But, despite all my good intentions, I ended up getting too close to Heaven. Angels melted my face. It’s not that they lacked compassion or had a cruel streak—they were just following the laws of Physics. Even angels must follow the laws of Physics.






Rubber Crumbs


My father escaped the Nazis, went to NYC to his Uncle’s tenement, looked around and said: Holy fuck! This fucking place is going to kill me sure as Hitler (or whatever the equivalent was in Yiddish). So he went west, stopped in Colorado, got work on a ranch, learned Spanish. He was Rumanian, but easily passed for Mexican.

This morning I wake in my armchair in the living room of the ranch house he built by hand. A book of Yiddish poetry has slipped from my grasp. I pick it up and go wash my face. Today I’m putting down rubber crumb infill in my corral. The granules prevent flyout, splashing, migration of base, and promote traction and drainage. Shock absorption is maximized. The rubber absorbs more impact than sand and reduces the repeated concussions horses sustain from being ridden on hard surfaces. It’s easier on the horses’ joints and the crumbs don’t freeze in winter. And it keeps dust down. I like a dustless arena.

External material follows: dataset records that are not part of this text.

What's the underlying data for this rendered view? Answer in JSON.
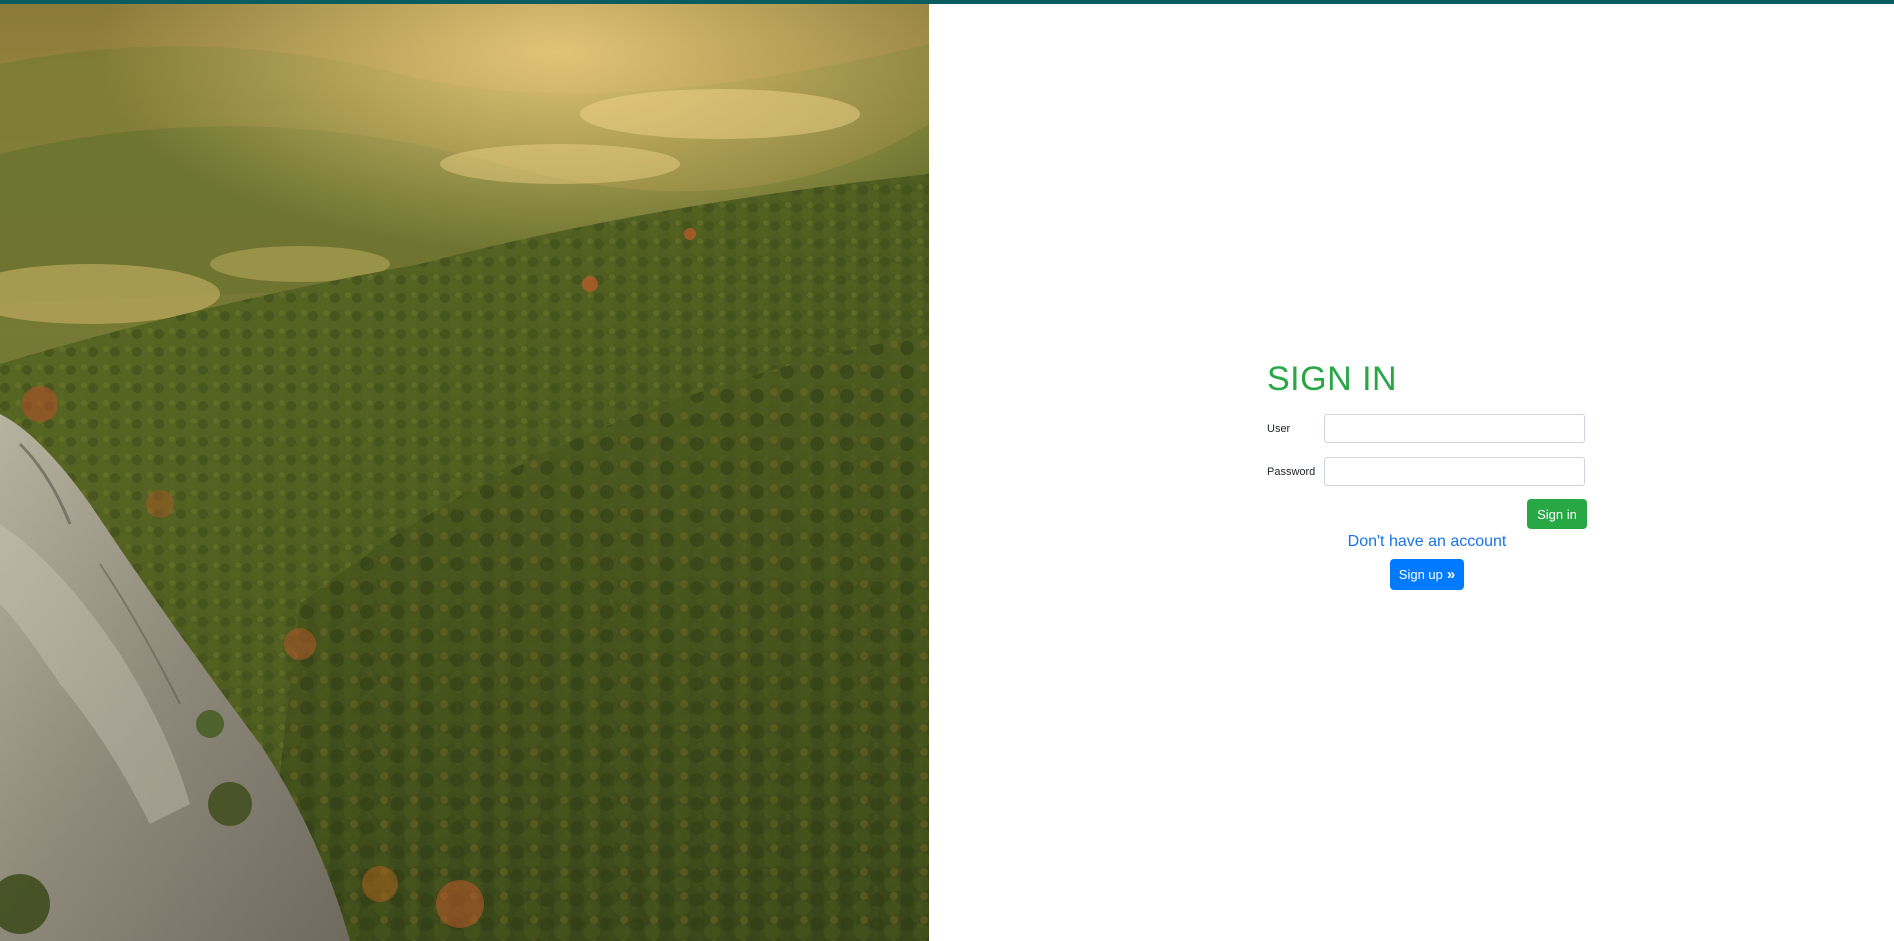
{
  "form": {
    "title": "SIGN IN",
    "user_label": "User",
    "user_value": "",
    "password_label": "Password",
    "password_value": "",
    "signin_label": "Sign in",
    "no_account_text": "Don't have an account",
    "signup_label": "Sign up",
    "signup_icon": "double-chevron-right-icon"
  },
  "colors": {
    "top_bar": "#0a5c5f",
    "title": "#28a745",
    "signin_button": "#28a745",
    "signup_button": "#007bff",
    "link_text": "#1a73e8"
  },
  "image": {
    "subject": "forest-mountain-landscape"
  }
}
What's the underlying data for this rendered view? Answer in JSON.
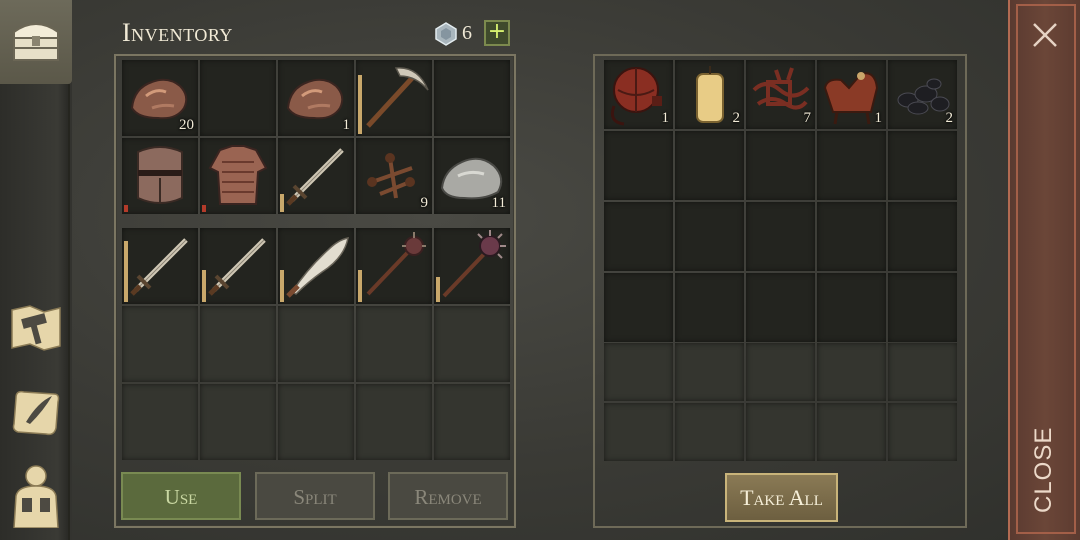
{
  "sidebar": {
    "items": [
      {
        "icon": "chest-icon",
        "active": true
      },
      {
        "icon": "hammer-map-icon"
      },
      {
        "icon": "scroll-quill-icon"
      },
      {
        "icon": "character-backpack-icon"
      }
    ]
  },
  "inventory": {
    "title": "Inventory",
    "gem_count": "6",
    "plus_label": "+",
    "slots": [
      {
        "icon": "copper-ore-icon",
        "count": "20"
      },
      {
        "icon": "empty"
      },
      {
        "icon": "copper-ore-icon",
        "count": "1"
      },
      {
        "icon": "pickaxe-icon",
        "durability": 0.82
      },
      {
        "icon": "empty"
      },
      {
        "icon": "great-helm-icon",
        "durability": 0.1,
        "low": true
      },
      {
        "icon": "chainmail-icon",
        "durability": 0.1,
        "low": true
      },
      {
        "icon": "sword-icon",
        "durability": 0.25
      },
      {
        "icon": "nails-icon",
        "count": "9"
      },
      {
        "icon": "stone-icon",
        "count": "11"
      }
    ],
    "weapon_slots": [
      {
        "icon": "sword-icon",
        "durability": 0.85
      },
      {
        "icon": "sword-icon",
        "durability": 0.45
      },
      {
        "icon": "scimitar-icon",
        "durability": 0.45
      },
      {
        "icon": "mace-icon",
        "durability": 0.45
      },
      {
        "icon": "morningstar-icon",
        "durability": 0.35
      }
    ],
    "buttons": {
      "use": "Use",
      "split": "Split",
      "remove": "Remove"
    }
  },
  "container": {
    "slots": [
      {
        "icon": "leather-flask-icon",
        "count": "1"
      },
      {
        "icon": "candle-icon",
        "count": "2"
      },
      {
        "icon": "leather-straps-icon",
        "count": "7"
      },
      {
        "icon": "saddle-icon",
        "count": "1"
      },
      {
        "icon": "coal-icon",
        "count": "2"
      }
    ],
    "take_all_label": "Take All"
  },
  "close": {
    "label": "CLOSE"
  },
  "colors": {
    "background": "#3a3b36",
    "cell": "#23241f",
    "durability": "#c9a86b",
    "durability_low": "#b33b2a",
    "use_button": "#5b6a3d",
    "close_strip": "#6b4638"
  }
}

My father never knew anything about this. It wasn’t available while he was alive.


I try to focus on rubber crumbs and whatnot, but I have to put some focus on Green Energy, because placed too close to my home, these turbines are black as the soul of the energy company’s greedy CEO, with their noise, shadow flicker, and subsonic vibration.

I might have expected my sensitive wife to develop Turbine Syndrome, but me? I was a Marine, born to fight and conquer. Nothing bothers me, but I’ve also been felled by Turbine Syndrome. After all the armed enemies I’ve faced for my country, it is turbines that have defeated me.

I pray I won’t become a slave to sleeping pills, but I know I need sleep—I need to care for my stock—and this is the only way to get it.




mitchell GraboisMitchell Krockmalnik Grabois has had over seven hundred of his poems and fictions appear in literary magazines in the U.S. and abroad. He has been nominated for the Pushcart Prize for work published in 2012, 2013 and 2014. His novel, Two-Headed Dog, based on his work as a clinical psychologist in a state hospital, is available for Kindle and Nook, or as a print edition. He lives in Denver, CO.